Below are the entries; state how many of their lines contain the string "nunc", and nothing more.

─── Records shown

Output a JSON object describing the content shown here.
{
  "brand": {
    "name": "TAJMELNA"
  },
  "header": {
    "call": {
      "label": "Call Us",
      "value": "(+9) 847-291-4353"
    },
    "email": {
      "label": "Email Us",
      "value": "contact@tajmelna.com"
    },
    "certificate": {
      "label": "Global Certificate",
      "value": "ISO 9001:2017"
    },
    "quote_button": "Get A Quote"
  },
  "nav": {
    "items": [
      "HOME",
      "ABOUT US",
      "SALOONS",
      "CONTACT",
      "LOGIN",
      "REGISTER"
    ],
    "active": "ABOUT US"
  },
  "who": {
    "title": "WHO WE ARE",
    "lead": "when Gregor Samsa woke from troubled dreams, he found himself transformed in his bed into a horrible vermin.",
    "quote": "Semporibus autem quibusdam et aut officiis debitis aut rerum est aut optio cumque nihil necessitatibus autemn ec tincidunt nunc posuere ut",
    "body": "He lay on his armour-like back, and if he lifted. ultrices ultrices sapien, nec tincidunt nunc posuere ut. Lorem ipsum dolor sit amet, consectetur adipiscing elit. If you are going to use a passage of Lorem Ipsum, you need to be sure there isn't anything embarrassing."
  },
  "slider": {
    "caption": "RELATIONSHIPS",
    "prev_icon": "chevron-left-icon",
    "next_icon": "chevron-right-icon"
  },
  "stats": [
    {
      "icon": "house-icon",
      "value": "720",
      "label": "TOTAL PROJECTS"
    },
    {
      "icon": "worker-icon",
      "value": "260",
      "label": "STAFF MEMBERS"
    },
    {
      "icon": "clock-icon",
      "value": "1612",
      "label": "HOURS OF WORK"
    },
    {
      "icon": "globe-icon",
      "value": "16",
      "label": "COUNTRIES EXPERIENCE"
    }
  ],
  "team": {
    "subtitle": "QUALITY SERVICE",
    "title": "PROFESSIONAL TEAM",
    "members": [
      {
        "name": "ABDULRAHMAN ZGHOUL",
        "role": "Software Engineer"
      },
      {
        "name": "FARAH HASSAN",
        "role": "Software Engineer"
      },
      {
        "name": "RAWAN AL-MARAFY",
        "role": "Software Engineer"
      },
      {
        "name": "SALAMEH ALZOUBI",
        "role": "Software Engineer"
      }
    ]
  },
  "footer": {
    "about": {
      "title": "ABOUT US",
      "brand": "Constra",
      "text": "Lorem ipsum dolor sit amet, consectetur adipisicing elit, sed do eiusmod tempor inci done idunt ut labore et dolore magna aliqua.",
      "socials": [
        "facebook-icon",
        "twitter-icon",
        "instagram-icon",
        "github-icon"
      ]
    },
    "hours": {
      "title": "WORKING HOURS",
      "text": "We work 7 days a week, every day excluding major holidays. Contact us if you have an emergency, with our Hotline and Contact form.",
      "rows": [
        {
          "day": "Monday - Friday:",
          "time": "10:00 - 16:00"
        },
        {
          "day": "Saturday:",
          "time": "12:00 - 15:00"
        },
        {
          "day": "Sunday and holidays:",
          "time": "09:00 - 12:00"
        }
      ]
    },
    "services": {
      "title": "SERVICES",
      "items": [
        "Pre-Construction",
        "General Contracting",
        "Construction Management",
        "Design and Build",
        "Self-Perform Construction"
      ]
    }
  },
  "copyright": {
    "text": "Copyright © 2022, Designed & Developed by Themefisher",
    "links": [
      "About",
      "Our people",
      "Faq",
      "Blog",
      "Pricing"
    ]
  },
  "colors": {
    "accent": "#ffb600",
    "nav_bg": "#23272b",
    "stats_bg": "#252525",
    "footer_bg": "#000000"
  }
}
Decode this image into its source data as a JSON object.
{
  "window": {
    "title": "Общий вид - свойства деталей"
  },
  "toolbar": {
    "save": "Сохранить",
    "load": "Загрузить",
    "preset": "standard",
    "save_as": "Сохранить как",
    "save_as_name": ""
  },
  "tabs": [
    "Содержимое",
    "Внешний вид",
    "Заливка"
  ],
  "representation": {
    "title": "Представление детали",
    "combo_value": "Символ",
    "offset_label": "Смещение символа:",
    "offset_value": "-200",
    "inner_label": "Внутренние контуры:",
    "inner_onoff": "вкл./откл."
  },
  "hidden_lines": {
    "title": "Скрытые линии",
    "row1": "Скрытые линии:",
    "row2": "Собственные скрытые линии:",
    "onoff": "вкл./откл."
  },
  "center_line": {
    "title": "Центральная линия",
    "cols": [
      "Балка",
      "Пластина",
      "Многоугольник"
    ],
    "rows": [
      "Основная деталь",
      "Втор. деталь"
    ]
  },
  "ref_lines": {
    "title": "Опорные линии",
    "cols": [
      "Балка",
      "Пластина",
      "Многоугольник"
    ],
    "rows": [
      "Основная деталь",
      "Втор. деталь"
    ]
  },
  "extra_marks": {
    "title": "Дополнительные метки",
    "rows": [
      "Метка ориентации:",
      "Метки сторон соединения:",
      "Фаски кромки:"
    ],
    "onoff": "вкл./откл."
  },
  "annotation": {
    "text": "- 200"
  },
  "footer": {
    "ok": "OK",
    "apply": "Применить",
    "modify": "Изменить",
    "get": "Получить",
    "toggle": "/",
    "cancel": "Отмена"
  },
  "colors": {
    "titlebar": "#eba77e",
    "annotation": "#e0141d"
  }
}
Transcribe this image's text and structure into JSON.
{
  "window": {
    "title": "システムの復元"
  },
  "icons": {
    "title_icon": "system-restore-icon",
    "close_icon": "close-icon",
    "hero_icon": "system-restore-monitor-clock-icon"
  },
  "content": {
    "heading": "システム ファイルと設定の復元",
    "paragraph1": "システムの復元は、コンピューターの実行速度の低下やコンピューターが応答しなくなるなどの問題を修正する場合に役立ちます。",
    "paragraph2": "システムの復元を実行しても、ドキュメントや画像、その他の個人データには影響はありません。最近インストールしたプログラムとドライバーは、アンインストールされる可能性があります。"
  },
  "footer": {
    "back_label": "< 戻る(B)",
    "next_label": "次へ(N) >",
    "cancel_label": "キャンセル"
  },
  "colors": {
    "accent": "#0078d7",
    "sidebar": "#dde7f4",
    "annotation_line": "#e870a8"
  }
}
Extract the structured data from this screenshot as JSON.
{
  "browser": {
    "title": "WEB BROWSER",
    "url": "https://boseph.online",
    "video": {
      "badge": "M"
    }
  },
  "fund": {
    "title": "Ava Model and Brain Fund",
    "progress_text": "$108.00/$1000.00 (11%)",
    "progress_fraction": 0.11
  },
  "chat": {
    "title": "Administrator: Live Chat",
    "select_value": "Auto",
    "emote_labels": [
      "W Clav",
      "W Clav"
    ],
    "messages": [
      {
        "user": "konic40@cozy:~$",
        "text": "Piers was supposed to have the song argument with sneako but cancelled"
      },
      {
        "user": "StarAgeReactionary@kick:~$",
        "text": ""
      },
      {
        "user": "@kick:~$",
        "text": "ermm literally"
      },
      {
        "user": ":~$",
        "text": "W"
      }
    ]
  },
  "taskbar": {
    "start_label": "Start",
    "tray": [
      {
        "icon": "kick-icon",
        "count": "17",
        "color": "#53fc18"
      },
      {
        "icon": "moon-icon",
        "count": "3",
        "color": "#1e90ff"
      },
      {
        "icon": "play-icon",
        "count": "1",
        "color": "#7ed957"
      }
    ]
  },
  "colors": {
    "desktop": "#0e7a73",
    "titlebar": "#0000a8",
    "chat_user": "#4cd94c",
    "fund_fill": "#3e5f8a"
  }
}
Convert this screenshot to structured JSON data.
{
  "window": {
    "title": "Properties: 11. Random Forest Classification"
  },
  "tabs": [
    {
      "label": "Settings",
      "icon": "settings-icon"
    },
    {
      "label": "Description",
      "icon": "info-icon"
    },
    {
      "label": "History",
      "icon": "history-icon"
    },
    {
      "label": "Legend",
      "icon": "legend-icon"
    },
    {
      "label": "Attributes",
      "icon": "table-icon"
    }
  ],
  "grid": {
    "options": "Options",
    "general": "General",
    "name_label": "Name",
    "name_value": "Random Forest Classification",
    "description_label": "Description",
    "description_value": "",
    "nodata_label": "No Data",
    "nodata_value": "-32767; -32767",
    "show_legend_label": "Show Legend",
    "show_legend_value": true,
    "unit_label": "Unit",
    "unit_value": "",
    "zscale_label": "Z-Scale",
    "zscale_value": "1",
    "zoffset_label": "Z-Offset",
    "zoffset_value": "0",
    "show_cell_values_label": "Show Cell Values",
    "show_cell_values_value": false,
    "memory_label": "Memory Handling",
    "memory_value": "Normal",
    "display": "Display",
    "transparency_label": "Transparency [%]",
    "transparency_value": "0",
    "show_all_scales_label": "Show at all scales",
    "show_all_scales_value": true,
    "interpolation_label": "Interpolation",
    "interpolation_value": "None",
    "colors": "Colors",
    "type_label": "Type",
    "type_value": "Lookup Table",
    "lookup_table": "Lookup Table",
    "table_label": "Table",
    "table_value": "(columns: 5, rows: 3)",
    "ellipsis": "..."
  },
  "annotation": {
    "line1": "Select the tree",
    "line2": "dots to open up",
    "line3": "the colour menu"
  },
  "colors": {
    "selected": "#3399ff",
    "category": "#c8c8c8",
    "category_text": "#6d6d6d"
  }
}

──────

• [Result below]: 2